= Beginning of Section =

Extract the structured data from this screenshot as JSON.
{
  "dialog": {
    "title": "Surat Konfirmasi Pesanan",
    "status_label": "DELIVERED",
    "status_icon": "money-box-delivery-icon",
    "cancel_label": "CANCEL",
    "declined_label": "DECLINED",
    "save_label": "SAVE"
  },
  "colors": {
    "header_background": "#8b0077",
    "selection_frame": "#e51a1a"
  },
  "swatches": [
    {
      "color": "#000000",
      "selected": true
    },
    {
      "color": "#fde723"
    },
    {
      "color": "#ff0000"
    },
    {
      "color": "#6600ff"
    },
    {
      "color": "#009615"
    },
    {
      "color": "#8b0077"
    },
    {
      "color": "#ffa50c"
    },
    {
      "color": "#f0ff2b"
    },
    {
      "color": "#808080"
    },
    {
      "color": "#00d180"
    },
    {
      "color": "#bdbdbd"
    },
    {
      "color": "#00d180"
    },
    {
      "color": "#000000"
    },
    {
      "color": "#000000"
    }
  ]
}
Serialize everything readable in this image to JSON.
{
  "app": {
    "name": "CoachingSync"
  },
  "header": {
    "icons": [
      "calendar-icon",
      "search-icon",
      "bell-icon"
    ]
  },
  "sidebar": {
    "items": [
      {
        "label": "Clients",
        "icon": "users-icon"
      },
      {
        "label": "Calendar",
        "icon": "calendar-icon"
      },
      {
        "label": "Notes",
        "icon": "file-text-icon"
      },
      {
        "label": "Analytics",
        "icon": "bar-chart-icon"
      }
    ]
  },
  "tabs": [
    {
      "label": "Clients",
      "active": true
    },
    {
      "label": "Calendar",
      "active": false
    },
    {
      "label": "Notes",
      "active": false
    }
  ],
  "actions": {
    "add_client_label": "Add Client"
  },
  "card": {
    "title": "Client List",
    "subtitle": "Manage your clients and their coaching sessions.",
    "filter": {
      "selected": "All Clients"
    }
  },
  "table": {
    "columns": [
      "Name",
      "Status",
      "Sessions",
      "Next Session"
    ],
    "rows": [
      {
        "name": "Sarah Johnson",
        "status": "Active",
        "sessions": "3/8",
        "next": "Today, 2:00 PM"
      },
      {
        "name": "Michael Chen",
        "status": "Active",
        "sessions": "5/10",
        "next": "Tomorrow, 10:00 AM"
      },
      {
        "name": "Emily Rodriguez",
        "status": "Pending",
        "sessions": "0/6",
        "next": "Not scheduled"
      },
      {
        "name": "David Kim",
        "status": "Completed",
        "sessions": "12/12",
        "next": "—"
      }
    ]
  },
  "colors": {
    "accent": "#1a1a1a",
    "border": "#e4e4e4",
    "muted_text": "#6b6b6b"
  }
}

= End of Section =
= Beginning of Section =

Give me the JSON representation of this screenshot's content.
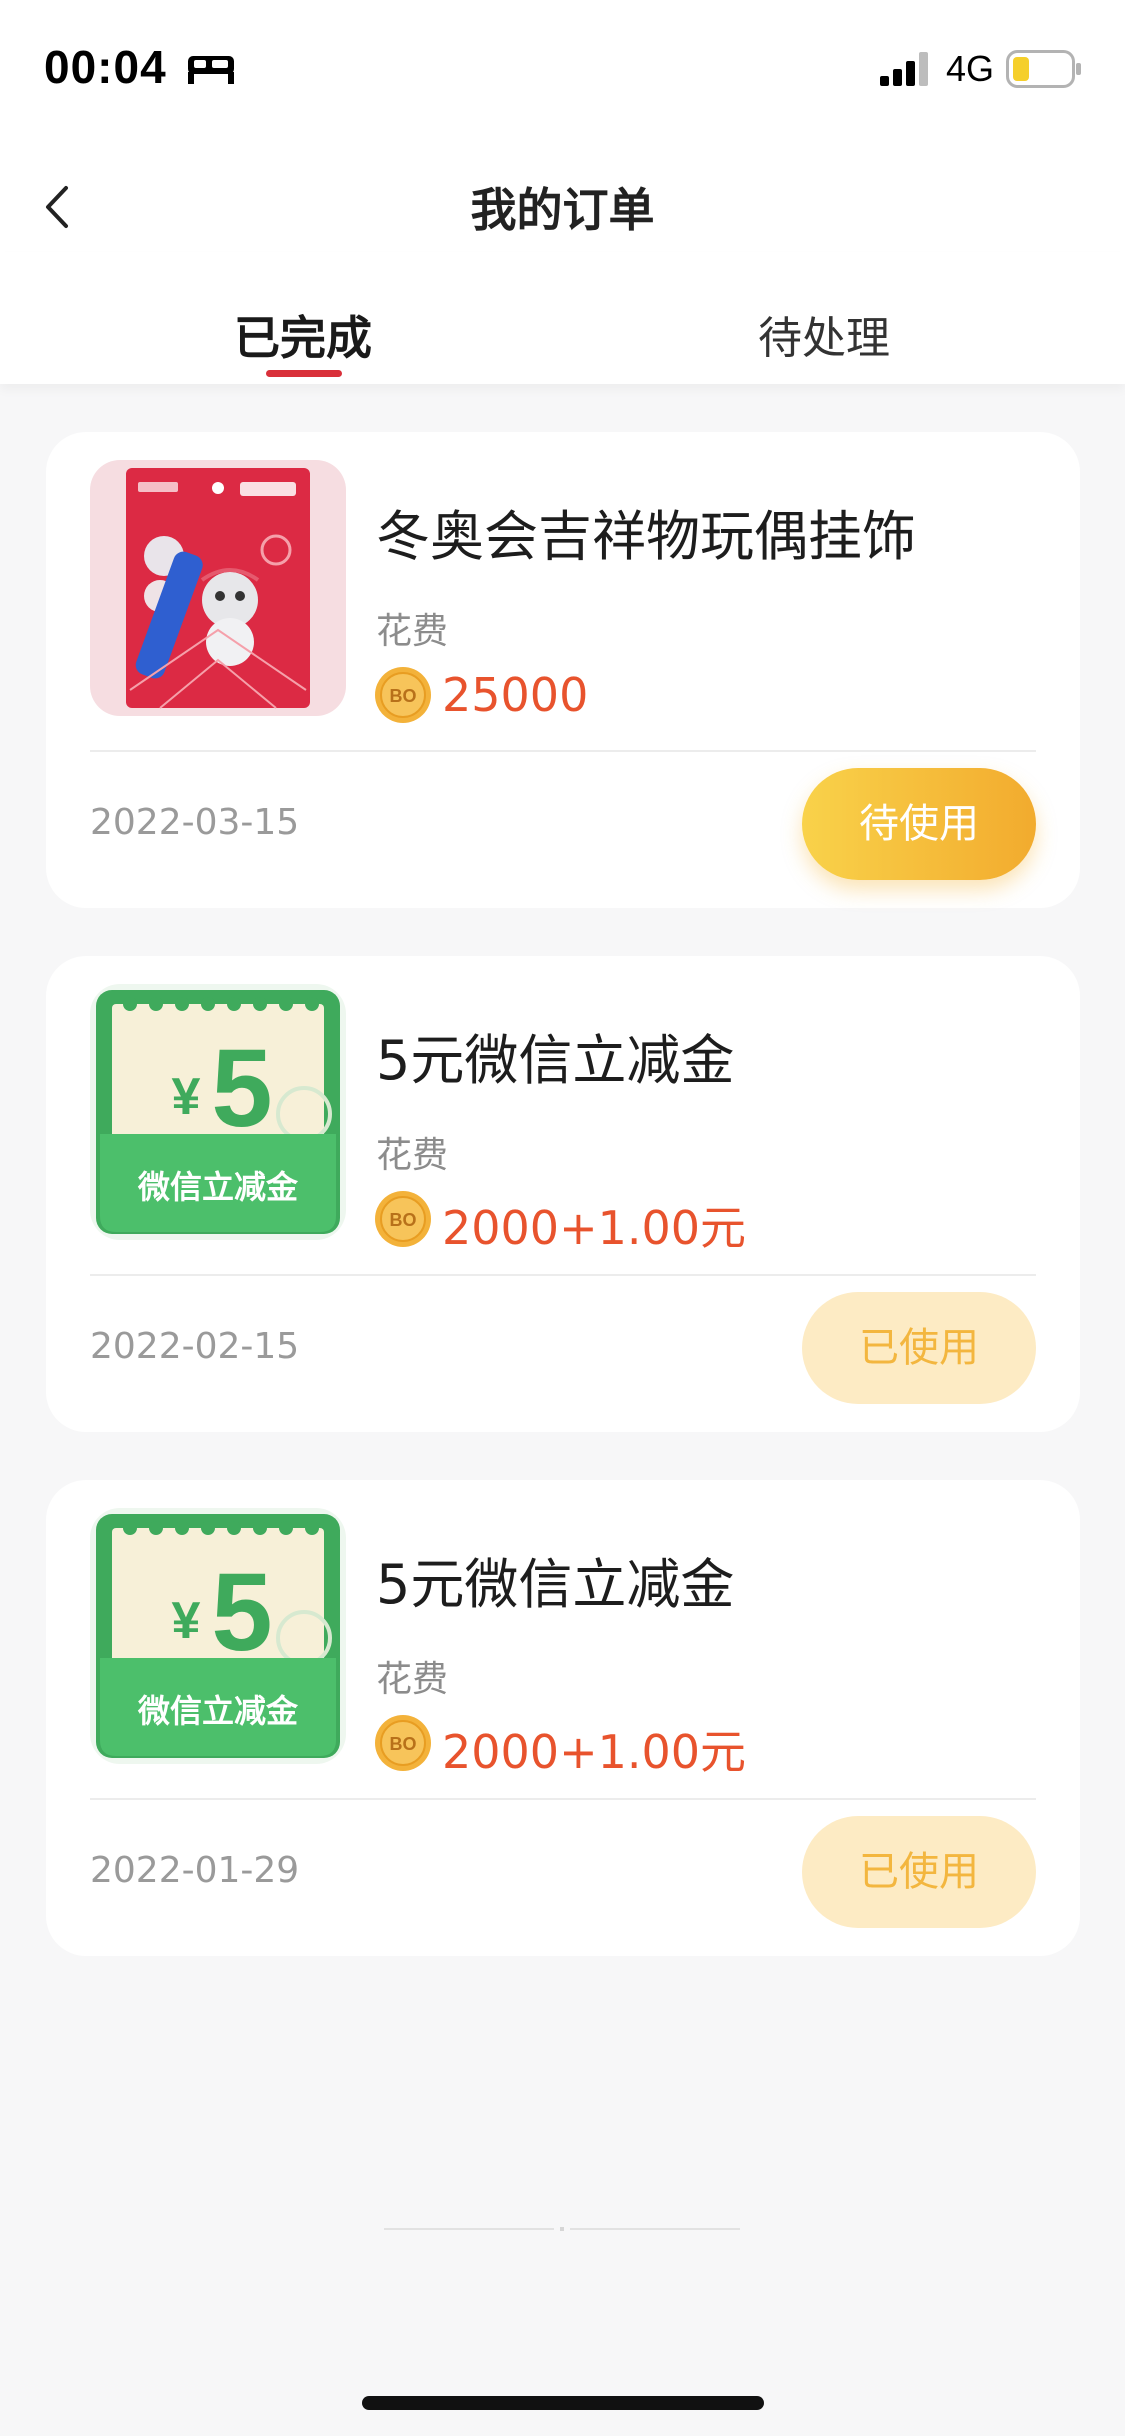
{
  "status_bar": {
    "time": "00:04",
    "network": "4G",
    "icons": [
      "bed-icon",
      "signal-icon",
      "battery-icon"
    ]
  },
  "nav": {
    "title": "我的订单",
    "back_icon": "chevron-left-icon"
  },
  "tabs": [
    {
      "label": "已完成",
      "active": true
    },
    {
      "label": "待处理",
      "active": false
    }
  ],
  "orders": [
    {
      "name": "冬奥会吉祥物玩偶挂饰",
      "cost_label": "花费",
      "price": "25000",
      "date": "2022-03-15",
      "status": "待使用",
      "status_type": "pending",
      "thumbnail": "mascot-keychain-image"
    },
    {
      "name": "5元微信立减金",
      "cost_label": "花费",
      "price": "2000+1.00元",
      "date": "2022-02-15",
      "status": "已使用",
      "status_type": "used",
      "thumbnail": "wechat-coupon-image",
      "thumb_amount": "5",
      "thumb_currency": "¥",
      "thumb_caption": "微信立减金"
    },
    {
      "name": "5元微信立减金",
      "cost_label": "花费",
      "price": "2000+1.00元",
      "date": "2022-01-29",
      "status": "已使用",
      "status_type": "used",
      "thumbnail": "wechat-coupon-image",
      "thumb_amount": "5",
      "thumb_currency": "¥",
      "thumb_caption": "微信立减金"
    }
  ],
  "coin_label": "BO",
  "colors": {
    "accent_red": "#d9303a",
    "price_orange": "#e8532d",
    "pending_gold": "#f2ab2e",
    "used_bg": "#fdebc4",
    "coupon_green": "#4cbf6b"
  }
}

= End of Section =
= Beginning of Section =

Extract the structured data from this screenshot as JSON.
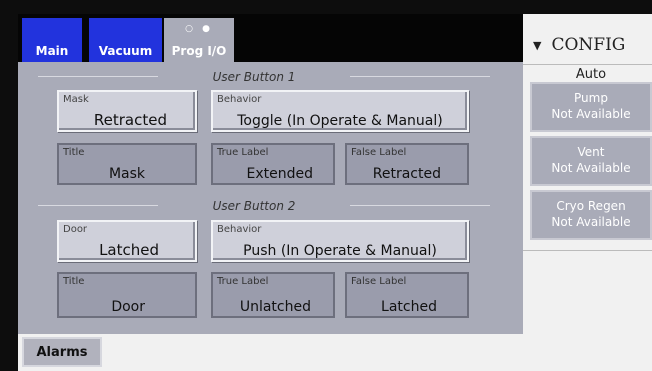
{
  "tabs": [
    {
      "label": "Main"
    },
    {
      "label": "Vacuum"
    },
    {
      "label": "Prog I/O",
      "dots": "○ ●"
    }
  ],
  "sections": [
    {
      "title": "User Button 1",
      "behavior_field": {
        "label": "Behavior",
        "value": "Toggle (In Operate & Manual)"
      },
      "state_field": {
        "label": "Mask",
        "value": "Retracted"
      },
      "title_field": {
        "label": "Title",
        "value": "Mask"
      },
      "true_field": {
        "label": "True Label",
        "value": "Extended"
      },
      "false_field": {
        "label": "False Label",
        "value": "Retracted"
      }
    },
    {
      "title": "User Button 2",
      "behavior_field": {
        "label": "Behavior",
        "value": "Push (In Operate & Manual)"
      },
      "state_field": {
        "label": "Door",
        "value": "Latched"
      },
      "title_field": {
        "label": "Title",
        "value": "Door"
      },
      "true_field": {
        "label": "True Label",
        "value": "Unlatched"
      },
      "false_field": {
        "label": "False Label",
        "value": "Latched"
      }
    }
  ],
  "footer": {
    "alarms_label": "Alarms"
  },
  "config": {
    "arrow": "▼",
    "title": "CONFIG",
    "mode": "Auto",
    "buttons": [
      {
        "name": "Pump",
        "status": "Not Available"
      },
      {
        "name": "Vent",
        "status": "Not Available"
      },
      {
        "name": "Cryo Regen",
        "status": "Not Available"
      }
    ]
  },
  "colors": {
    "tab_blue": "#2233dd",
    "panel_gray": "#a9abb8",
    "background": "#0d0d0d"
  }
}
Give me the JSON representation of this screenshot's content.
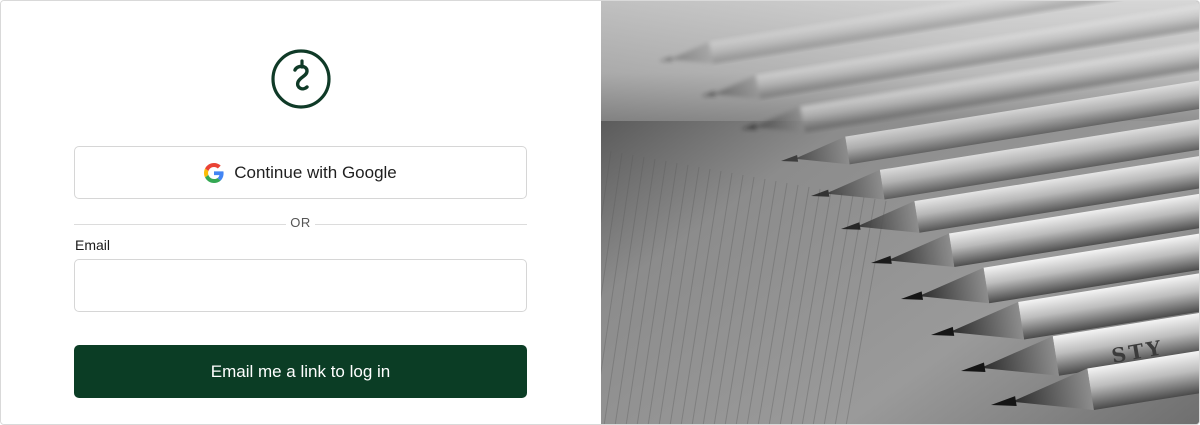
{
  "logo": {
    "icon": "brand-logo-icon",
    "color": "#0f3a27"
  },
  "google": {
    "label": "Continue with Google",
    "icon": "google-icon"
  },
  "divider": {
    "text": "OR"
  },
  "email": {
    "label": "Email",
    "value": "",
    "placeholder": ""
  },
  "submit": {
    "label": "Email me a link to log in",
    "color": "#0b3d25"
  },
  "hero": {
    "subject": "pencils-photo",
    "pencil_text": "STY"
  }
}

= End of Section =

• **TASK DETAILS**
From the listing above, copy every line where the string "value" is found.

• **TASK ANSWER**
        "value": "Toggle (In Operate & Manual)"
        "value": "Retracted"
        "value": "Mask"
        "value": "Extended"
        "value": "Retracted"
        "value": "Push (In Operate & Manual)"
        "value": "Latched"
        "value": "Door"
        "value": "Unlatched"
        "value": "Latched"
    "value": "",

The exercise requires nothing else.